As I’ve said before, I haven’t spent that much time in Lincoln Park, personally. I think I’ve been to Lincoln Park Zoo maybe five times in my life (my family preferred Brookfield Zoo) and while I’ve driven past the park on Lake Shore Drive probably a dozen times or more, I haven’t spent much time in the park itself.
While researching this post, I found one thing that was surprising. Lincoln Park is apparently 150% the size of Central Park. It probably wouldn’t take as long to explore, however, since, at seven miles in length, Lincoln Park is four times as long and, at 1500 feet wide, is only about half as wide.
Lincoln Park is home to the Lincoln Park Zoo, the Chicago History Museum (formerly known as the Chicago Historical Society), the Peggy Notebaert Nature Museum, a conservatory (the plant kind, not the music kind) and the usual park amenities — sports fields, playgrounds, public art (including statues of Ulysses S. Grant and Abraham Lincoln), a field house, and things of that nature. The city website says, in part, “The Chicago Park District is committed to making its facilities accessible to and usable by all patrons and visitors. This commitment is ongoing, proactive and intended to meet the needs of a diversity of individuals with disabilities.” So the park itself should be wheelchair accessible.

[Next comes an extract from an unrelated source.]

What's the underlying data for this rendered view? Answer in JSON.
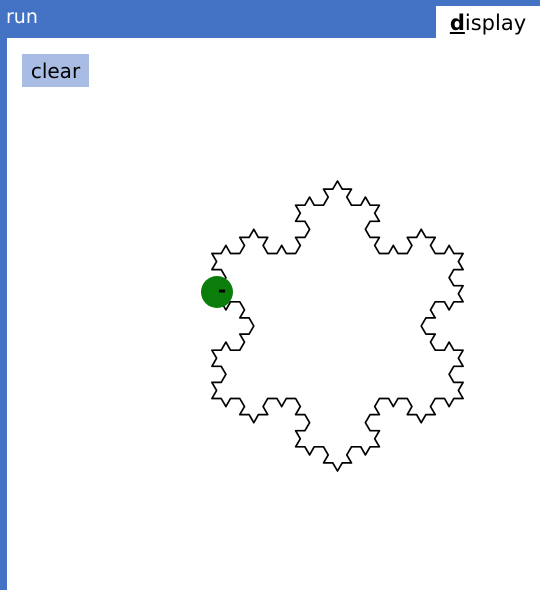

Much like Milam Park here in San Antonio, Lincoln Park is built on land that once was the city cemetery (there was also, like with Milam Park, a Catholic cemetery across the street). The story I was told was that they dug up the bodies (with the exception of the Couch family — their mausoleum is visible from LaSalle Street where it intersects with Stockton Drive). The truth is messier than that. The land that was chosen to become the city cemetery was, as so much of Chicago was at the time, swampy and disgusting. The residents worried that they might come down with cholera or something from the corpses stewing in the cemetery, so they started to agitate to have the cemetery removed. Some of the bodies were removed, but then the Great Chicago Fire hit. the fire spread as far north as Fullerton Avenue, which means that the land that had been the city cemetery was in the path of the fire. Many of the grave markers were wood and burned as a result. Near as I can tell, if no one came forward to say “Great-uncle Fred is buried here,” they just left the body there. Artist Pamela Bannos, in her Hidden Truths project, estimates that there are at likely thousands of bodies still left under the park.